**EXERCISE OBJECTIVE:** The word to look for is "title". Report every line of the entries below that has it.

[Items from an interface collection]
====

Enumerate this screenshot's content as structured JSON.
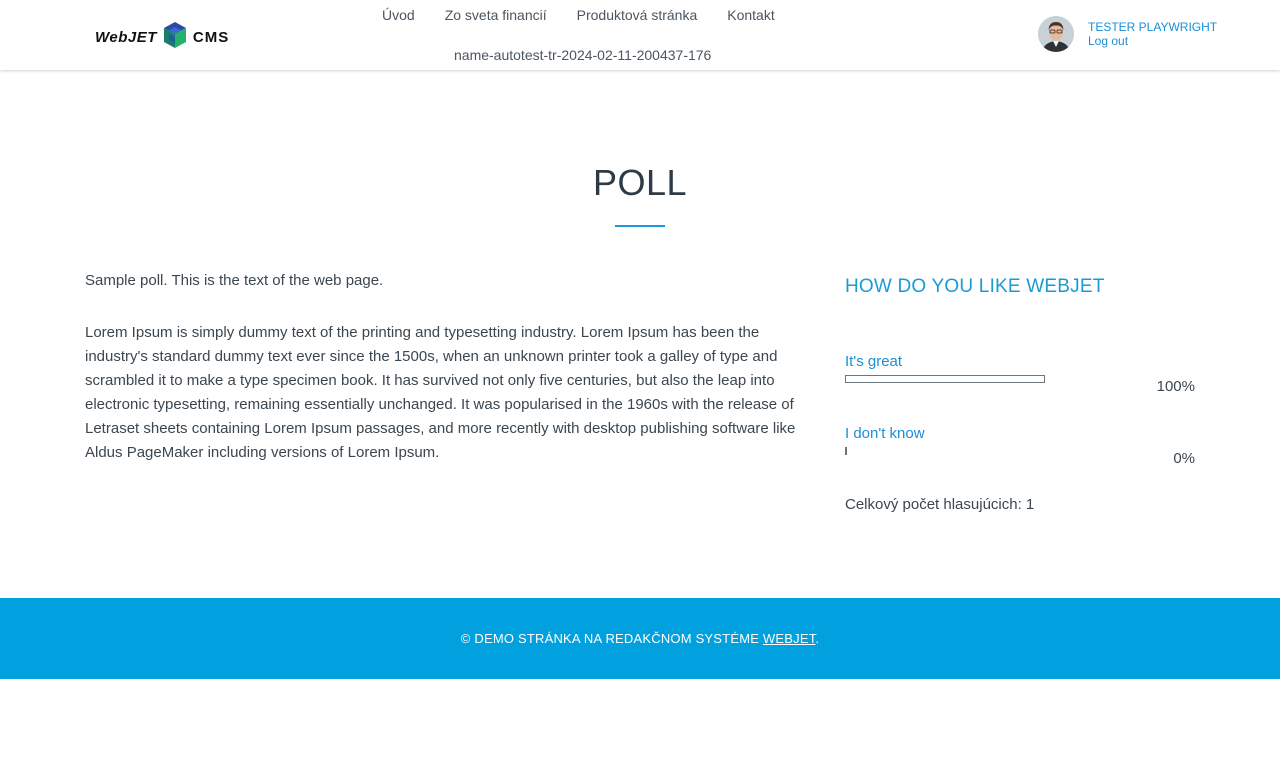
{
  "header": {
    "logo": {
      "word": "WebJET",
      "suffix": "CMS"
    },
    "nav": [
      "Úvod",
      "Zo sveta financií",
      "Produktová stránka",
      "Kontakt"
    ],
    "nav_second_row": "name-autotest-tr-2024-02-11-200437-176",
    "user": {
      "name": "TESTER PLAYWRIGHT",
      "logout": "Log out"
    }
  },
  "page": {
    "title": "POLL",
    "intro": "Sample poll. This is the text of the web page.",
    "body": "Lorem Ipsum is simply dummy text of the printing and typesetting industry. Lorem Ipsum has been the industry's standard dummy text ever since the 1500s, when an unknown printer took a galley of type and scrambled it to make a type specimen book. It has survived not only five centuries, but also the leap into electronic typesetting, remaining essentially unchanged. It was popularised in the 1960s with the release of Letraset sheets containing Lorem Ipsum passages, and more recently with desktop publishing software like Aldus PageMaker including versions of Lorem Ipsum."
  },
  "poll": {
    "question": "HOW DO YOU LIKE WEBJET",
    "answers": [
      {
        "label": "It's great",
        "percent": "100%",
        "fraction": 1.0
      },
      {
        "label": "I don't know",
        "percent": "0%",
        "fraction": 0.0
      }
    ],
    "total": "Celkový počet hlasujúcich: 1"
  },
  "footer": {
    "text": "© DEMO STRÁNKA NA REDAKČNOM SYSTÉME ",
    "link": "WEBJET",
    "tail": "."
  },
  "colors": {
    "accent": "#1a9ad6",
    "footer_bg": "#00a1de",
    "text": "#3a4650"
  }
}
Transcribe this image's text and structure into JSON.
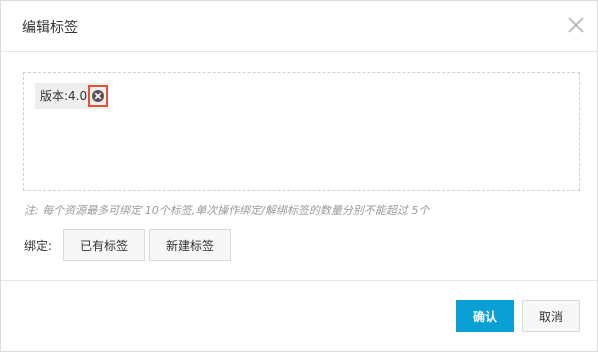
{
  "dialog": {
    "title": "编辑标签",
    "close_icon": "close-icon"
  },
  "tags": [
    {
      "text": "版本:4.0",
      "remove_icon": "remove-circle-icon"
    }
  ],
  "note": "注: 每个资源最多可绑定 10个标签,单次操作绑定/解绑标签的数量分别不能超过 5个",
  "bind": {
    "label": "绑定:",
    "existing_button": "已有标签",
    "new_button": "新建标签"
  },
  "footer": {
    "confirm_label": "确认",
    "cancel_label": "取消"
  },
  "colors": {
    "primary": "#0aa0d6",
    "highlight_border": "#e0553a"
  }
}
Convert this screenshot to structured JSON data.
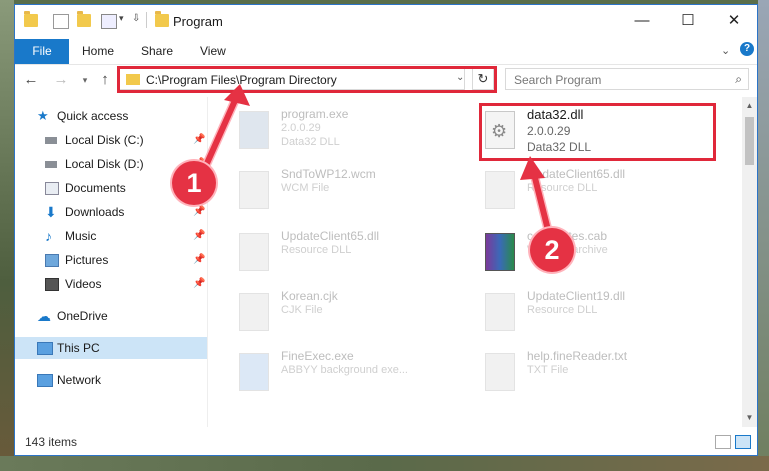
{
  "window": {
    "title": "Program",
    "controls": {
      "minimize": "—",
      "maximize": "☐",
      "close": "✕"
    }
  },
  "ribbon": {
    "tabs": [
      "File",
      "Home",
      "Share",
      "View"
    ]
  },
  "address_bar": {
    "path": "C:\\Program Files\\Program Directory",
    "search_placeholder": "Search Program"
  },
  "sidebar": {
    "items": [
      {
        "label": "Quick access",
        "icon": "star-icon"
      },
      {
        "label": "Local Disk (C:)",
        "icon": "drive-icon",
        "pinned": true
      },
      {
        "label": "Local Disk (D:)",
        "icon": "drive-icon",
        "pinned": true
      },
      {
        "label": "Documents",
        "icon": "documents-icon",
        "pinned": true
      },
      {
        "label": "Downloads",
        "icon": "download-icon",
        "pinned": true
      },
      {
        "label": "Music",
        "icon": "music-icon",
        "pinned": true
      },
      {
        "label": "Pictures",
        "icon": "pictures-icon",
        "pinned": true
      },
      {
        "label": "Videos",
        "icon": "videos-icon",
        "pinned": true
      },
      {
        "label": "OneDrive",
        "icon": "cloud-icon"
      },
      {
        "label": "This PC",
        "icon": "computer-icon",
        "selected": true
      },
      {
        "label": "Network",
        "icon": "network-icon"
      }
    ]
  },
  "files": [
    {
      "name": "program.exe",
      "line2": "2.0.0.29",
      "line3": "Data32 DLL"
    },
    {
      "name": "data32.dll",
      "line2": "2.0.0.29",
      "line3": "Data32 DLL",
      "selected": true
    },
    {
      "name": "SndToWP12.wcm",
      "line2": "WCM File",
      "line3": ""
    },
    {
      "name": "UpdateClient65.dll",
      "line2": "Resource DLL",
      "line3": ""
    },
    {
      "name": "UpdateClient65.dll",
      "line2": "Resource DLL",
      "line3": ""
    },
    {
      "name": "certificates.cab",
      "line2": "WinRAR archive",
      "line3": ""
    },
    {
      "name": "Korean.cjk",
      "line2": "CJK File",
      "line3": ""
    },
    {
      "name": "UpdateClient19.dll",
      "line2": "Resource DLL",
      "line3": ""
    },
    {
      "name": "FineExec.exe",
      "line2": "ABBYY background exe...",
      "line3": ""
    },
    {
      "name": "help.fineReader.txt",
      "line2": "TXT File",
      "line3": ""
    }
  ],
  "status": {
    "item_count": "143 items"
  },
  "callouts": {
    "first": "1",
    "second": "2"
  },
  "colors": {
    "accent": "#1979ca",
    "highlight": "#e0283a",
    "selection": "#cce4f7"
  }
}
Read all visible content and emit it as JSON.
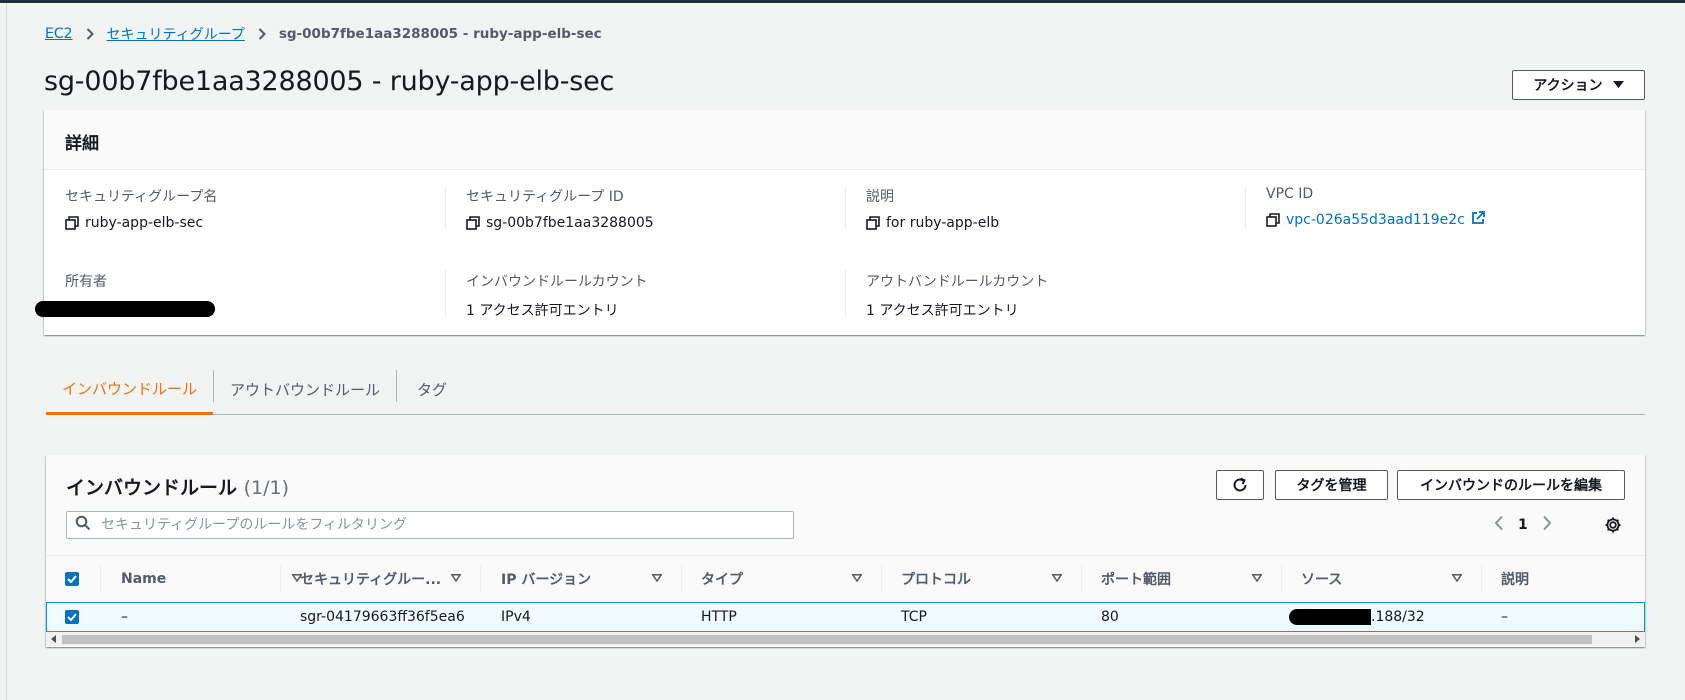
{
  "breadcrumb": {
    "ec2": "EC2",
    "security_groups": "セキュリティグループ",
    "current": "sg-00b7fbe1aa3288005 - ruby-app-elb-sec"
  },
  "page": {
    "title": "sg-00b7fbe1aa3288005 - ruby-app-elb-sec",
    "actions_label": "アクション"
  },
  "details": {
    "heading": "詳細",
    "sg_name_label": "セキュリティグループ名",
    "sg_name": "ruby-app-elb-sec",
    "sg_id_label": "セキュリティグループ ID",
    "sg_id": "sg-00b7fbe1aa3288005",
    "description_label": "説明",
    "description": "for ruby-app-elb",
    "vpc_label": "VPC ID",
    "vpc_id": "vpc-026a55d3aad119e2c",
    "owner_label": "所有者",
    "inbound_count_label": "インバウンドルールカウント",
    "inbound_count": "1 アクセス許可エントリ",
    "outbound_count_label": "アウトバンドルールカウント",
    "outbound_count": "1 アクセス許可エントリ"
  },
  "tabs": [
    {
      "label": "インバウンドルール"
    },
    {
      "label": "アウトバウンドルール"
    },
    {
      "label": "タグ"
    }
  ],
  "rules": {
    "title": "インバウンドルール",
    "count": "(1/1)",
    "manage_tags": "タグを管理",
    "edit_rules": "インバウンドのルールを編集",
    "filter_placeholder": "セキュリティグループのルールをフィルタリング",
    "page_number": "1",
    "columns": [
      "Name",
      "セキュリティグルー...",
      "IP バージョン",
      "タイプ",
      "プロトコル",
      "ポート範囲",
      "ソース",
      "説明"
    ],
    "rows": [
      {
        "name": "–",
        "rule_id": "sgr-04179663ff36f5ea6",
        "ip_version": "IPv4",
        "type": "HTTP",
        "protocol": "TCP",
        "port": "80",
        "source_suffix": ".188/32",
        "description": "–"
      }
    ]
  },
  "colors": {
    "link": "#0073bb",
    "accent_orange": "#ec7211",
    "checkbox": "#0073bb",
    "selected_row": "#f1faff"
  }
}
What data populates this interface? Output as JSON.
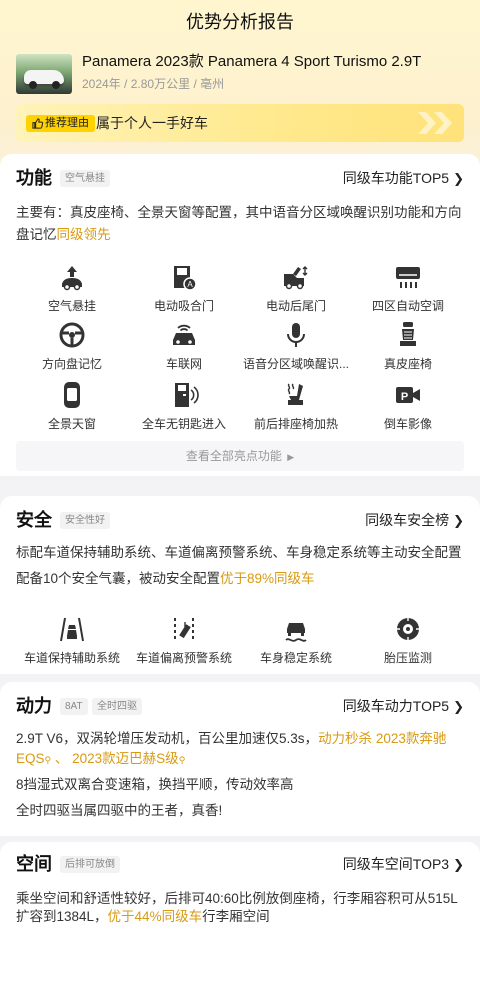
{
  "page": {
    "title": "优势分析报告"
  },
  "car": {
    "name": "Panamera 2023款 Panamera 4 Sport Turismo 2.9T",
    "year": "2024年",
    "mileage": "2.80万公里",
    "city": "亳州",
    "sep": "/"
  },
  "reason": {
    "tag": "推荐理由",
    "text": "属于个人一手好车"
  },
  "function": {
    "title": "功能",
    "chip": "空气悬挂",
    "top_link": "同级车功能TOP5",
    "desc_main": "主要有：真皮座椅、全景天窗等配置，其中语音分区域唤醒识别功能和方向盘记忆",
    "desc_highlight": "同级领先",
    "items": [
      {
        "label": "空气悬挂",
        "icon": "air-suspension-icon"
      },
      {
        "label": "电动吸合门",
        "icon": "soft-close-door-icon"
      },
      {
        "label": "电动后尾门",
        "icon": "power-tailgate-icon"
      },
      {
        "label": "四区自动空调",
        "icon": "climate-control-icon"
      },
      {
        "label": "方向盘记忆",
        "icon": "steering-wheel-icon"
      },
      {
        "label": "车联网",
        "icon": "connected-car-icon"
      },
      {
        "label": "语音分区域唤醒识...",
        "icon": "microphone-icon"
      },
      {
        "label": "真皮座椅",
        "icon": "leather-seat-icon"
      },
      {
        "label": "全景天窗",
        "icon": "panoramic-sunroof-icon"
      },
      {
        "label": "全车无钥匙进入",
        "icon": "keyless-entry-icon"
      },
      {
        "label": "前后排座椅加热",
        "icon": "seat-heating-icon"
      },
      {
        "label": "倒车影像",
        "icon": "reverse-camera-icon"
      }
    ],
    "see_all": "查看全部亮点功能"
  },
  "safety": {
    "title": "安全",
    "chip": "安全性好",
    "top_link": "同级车安全榜",
    "line1": "标配车道保持辅助系统、车道偏离预警系统、车身稳定系统等主动安全配置",
    "line2_main": "配备10个安全气囊，被动安全配置",
    "line2_highlight": "优于89%同级车",
    "items": [
      {
        "label": "车道保持辅助系统",
        "icon": "lane-keep-icon"
      },
      {
        "label": "车道偏离预警系统",
        "icon": "lane-departure-icon"
      },
      {
        "label": "车身稳定系统",
        "icon": "stability-control-icon"
      },
      {
        "label": "胎压监测",
        "icon": "tire-pressure-icon"
      }
    ]
  },
  "power": {
    "title": "动力",
    "chips": [
      "8AT",
      "全时四驱"
    ],
    "top_link": "同级车动力TOP5",
    "line1_main": "2.9T V6，双涡轮增压发动机，百公里加速仅5.3s，",
    "line1_highlight": "动力秒杀 2023款奔驰",
    "line2_link1": "EQS",
    "line2_sep": "、",
    "line2_link2": "2023款迈巴赫S级",
    "line3": "8挡湿式双离合变速箱，换挡平顺，传动效率高",
    "line4": "全时四驱当属四驱中的王者，真香!"
  },
  "space": {
    "title": "空间",
    "chip": "后排可放倒",
    "top_link": "同级车空间TOP3",
    "line1": "乘坐空间和舒适性较好，后排可40:60比例放倒座椅，行李厢容积可从515L",
    "line2_main": "扩容到1384L，",
    "line2_highlight": "优于44%同级车",
    "line2_tail": "行李厢空间"
  },
  "colors": {
    "accent": "#d79a12",
    "tag_yellow": "#ffd200",
    "text": "#222222"
  }
}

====

**EXPECTED OUTPUT:**
    "title": "POLL",
    "title": "编辑标签",
    "title": "Program",
    "title": "sg-00b7fbe1aa3288005 - ruby-app-elb-sec",
    "title": "インバウンドルール",
    "title": "优势分析报告"
    "title": "功能",
    "title": "安全",
    "title": "动力",
    "title": "空间",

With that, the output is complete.